HAVANA—Cuba is suffering. That was the inescapable conclusion from a recent trip to the island. The aged electrical grid is collapsing for lack of maintenance and spare parts, causing sporadic blackouts across the island. Factories bereft of raw materials and electricity are only operating part-time. And whether it’s the lack of enough food in stores, fuel at gas stations or medicine in hospitals, the hardships facing the Cuban people are palpable.
The twin blows of U.S. sanctions and the COVID-19 pandemic have drastically reduced Cuba’s foreign exchange earnings, plunging the island into its worst economic crisis since the collapse of the Soviet Union. Foreign exchange receipts have dropped 45 percent, prompting a reduction in imports of 27 percent in 2020 and 40 percent in 2021. The result is pervasive shortages of all kinds of goods.
The first blow hit in 2019, when the Trump administration adopted a policy of “maximum pressure” to cut off Cuba’s sources of foreign exchange. Trump blocked the flow of most family remittances sent by Cuban Americans abroad, causing cash remittances to fall from an estimated $3.7 billion in 2019 to $1.9 billion in 2021. He also prohibited most travel to the island by non-Cuban Americans and drastically curtailed air service from the U.S. in a bid to cripple tourism. His administration tried to interdict Venezuelan oil shipments and successfully pressured Latin American countries to end all medical service contracts with Cuba. Trump activated Title III of the 1996 Cuban Liberty and Democratic Solidarity Act to deter foreign investors by threatening them with litigation in U.S. courts for profiting from property that belonged to U.S. citizens and corporations before it was nationalized by the Cuban government.

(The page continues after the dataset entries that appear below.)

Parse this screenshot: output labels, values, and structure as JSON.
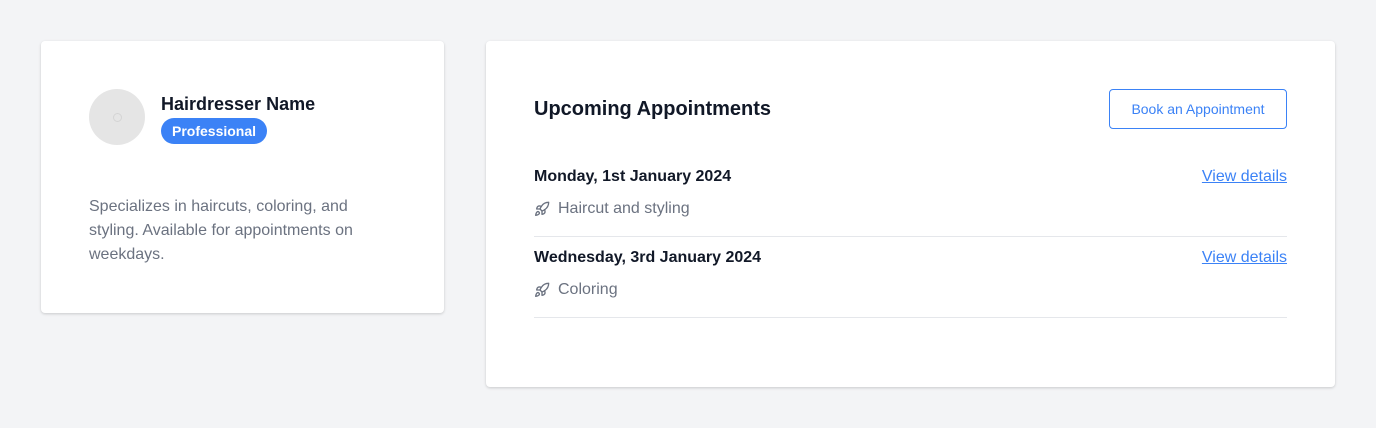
{
  "profile": {
    "name": "Hairdresser Name",
    "badge": "Professional",
    "bio": "Specializes in haircuts, coloring, and styling. Available for appointments on weekdays."
  },
  "appointments": {
    "title": "Upcoming Appointments",
    "book_label": "Book an Appointment",
    "items": [
      {
        "date": "Monday, 1st January 2024",
        "service": "Haircut and styling",
        "link": "View details",
        "icon": "rocket-icon"
      },
      {
        "date": "Wednesday, 3rd January 2024",
        "service": "Coloring",
        "link": "View details",
        "icon": "rocket-icon"
      }
    ]
  },
  "colors": {
    "accent": "#3b82f6",
    "background": "#f3f4f6",
    "muted_text": "#6b7280"
  }
}
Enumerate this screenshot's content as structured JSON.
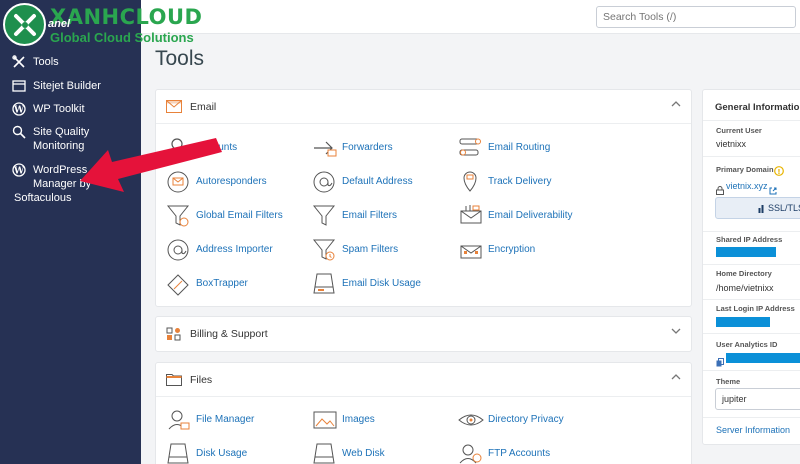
{
  "brand": {
    "name": "XANHCLOUD",
    "tagline": "Global Cloud Solutions",
    "partial_logo_text": "anel"
  },
  "sidebar": {
    "items": [
      {
        "label": "Tools",
        "icon": "tools-icon"
      },
      {
        "label": "Sitejet Builder",
        "icon": "sitejet-icon"
      },
      {
        "label": "WP Toolkit",
        "icon": "wordpress-icon"
      },
      {
        "label_line1": "Site Quality",
        "label_line2": "Monitoring",
        "icon": "search-magnifier-icon"
      },
      {
        "label_line1": "WordPress",
        "label_line2": "Manager by",
        "label_line3": "Softaculous",
        "icon": "wordpress-icon"
      }
    ]
  },
  "search": {
    "placeholder": "Search Tools (/)"
  },
  "page_title": "Tools",
  "sections": {
    "email": {
      "title": "Email",
      "tools": [
        {
          "label": "Accounts",
          "icon": "email-accounts-icon"
        },
        {
          "label": "Forwarders",
          "icon": "forwarders-icon"
        },
        {
          "label": "Email Routing",
          "icon": "email-routing-icon"
        },
        {
          "label": "Autoresponders",
          "icon": "autoresponders-icon"
        },
        {
          "label": "Default Address",
          "icon": "default-address-icon"
        },
        {
          "label": "Track Delivery",
          "icon": "track-delivery-icon"
        },
        {
          "label": "Global Email Filters",
          "icon": "global-filter-icon"
        },
        {
          "label": "Email Filters",
          "icon": "filter-icon"
        },
        {
          "label": "Email Deliverability",
          "icon": "deliverability-icon"
        },
        {
          "label": "Address Importer",
          "icon": "address-importer-icon"
        },
        {
          "label": "Spam Filters",
          "icon": "spam-filter-icon"
        },
        {
          "label": "Encryption",
          "icon": "encryption-icon"
        },
        {
          "label": "BoxTrapper",
          "icon": "boxtrapper-icon"
        },
        {
          "label": "Email Disk Usage",
          "icon": "disk-usage-icon"
        }
      ]
    },
    "billing": {
      "title": "Billing & Support"
    },
    "files": {
      "title": "Files",
      "tools": [
        {
          "label": "File Manager",
          "icon": "file-manager-icon"
        },
        {
          "label": "Images",
          "icon": "images-icon"
        },
        {
          "label": "Directory Privacy",
          "icon": "directory-privacy-icon"
        },
        {
          "label": "Disk Usage",
          "icon": "disk-usage-icon"
        },
        {
          "label": "Web Disk",
          "icon": "web-disk-icon"
        },
        {
          "label": "FTP Accounts",
          "icon": "ftp-accounts-icon"
        }
      ]
    }
  },
  "general_info": {
    "title": "General Information",
    "current_user_label": "Current User",
    "current_user": "vietnixx",
    "primary_domain_label": "Primary Domain",
    "primary_domain": "vietnix.xyz",
    "ssl_button": "SSL/TLS",
    "shared_ip_label": "Shared IP Address",
    "home_dir_label": "Home Directory",
    "home_dir": "/home/vietnixx",
    "last_login_label": "Last Login IP Address",
    "analytics_label": "User Analytics ID",
    "theme_label": "Theme",
    "theme": "jupiter",
    "server_info_link": "Server Information"
  },
  "colors": {
    "sidebar": "#263154",
    "accent": "#1d72b8",
    "brand_green": "#2aa64f",
    "icon_orange": "#e8823a",
    "annotation_arrow": "#e5123a",
    "mask_blue": "#0b90d8"
  }
}
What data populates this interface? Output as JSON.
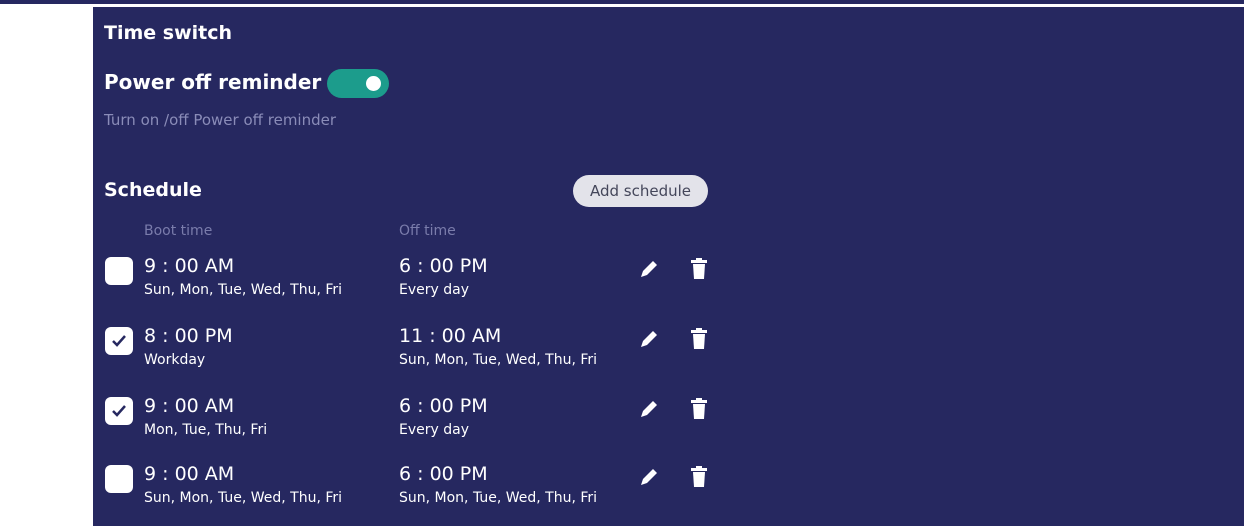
{
  "time_switch": {
    "title": "Time switch",
    "power_off_reminder": {
      "label": "Power off reminder",
      "enabled": true,
      "description": "Turn on /off Power off reminder"
    },
    "accent_color": "#1c9c8c",
    "background_color": "#262860"
  },
  "schedule": {
    "title": "Schedule",
    "add_button_label": "Add schedule",
    "columns": {
      "boot": "Boot time",
      "off": "Off time"
    },
    "rows": [
      {
        "checked": false,
        "boot_time": "9 : 00 AM",
        "boot_days": "Sun, Mon, Tue, Wed, Thu, Fri",
        "off_time": "6 : 00 PM",
        "off_days": "Every day"
      },
      {
        "checked": true,
        "boot_time": "8 : 00 PM",
        "boot_days": "Workday",
        "off_time": "11 : 00 AM",
        "off_days": "Sun, Mon, Tue, Wed, Thu, Fri"
      },
      {
        "checked": true,
        "boot_time": "9 : 00 AM",
        "boot_days": "Mon, Tue, Thu, Fri",
        "off_time": "6 : 00 PM",
        "off_days": "Every day"
      },
      {
        "checked": false,
        "boot_time": "9 : 00 AM",
        "boot_days": "Sun, Mon, Tue, Wed, Thu, Fri",
        "off_time": "6 : 00 PM",
        "off_days": "Sun, Mon, Tue, Wed, Thu, Fri"
      }
    ],
    "icons": {
      "edit": "pencil-icon",
      "delete": "trash-icon"
    }
  }
}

And in its final months, the administration put Cuba back on the list of state sponsors of international terrorism, crippling Cuba’s ability to engage in international financial activity.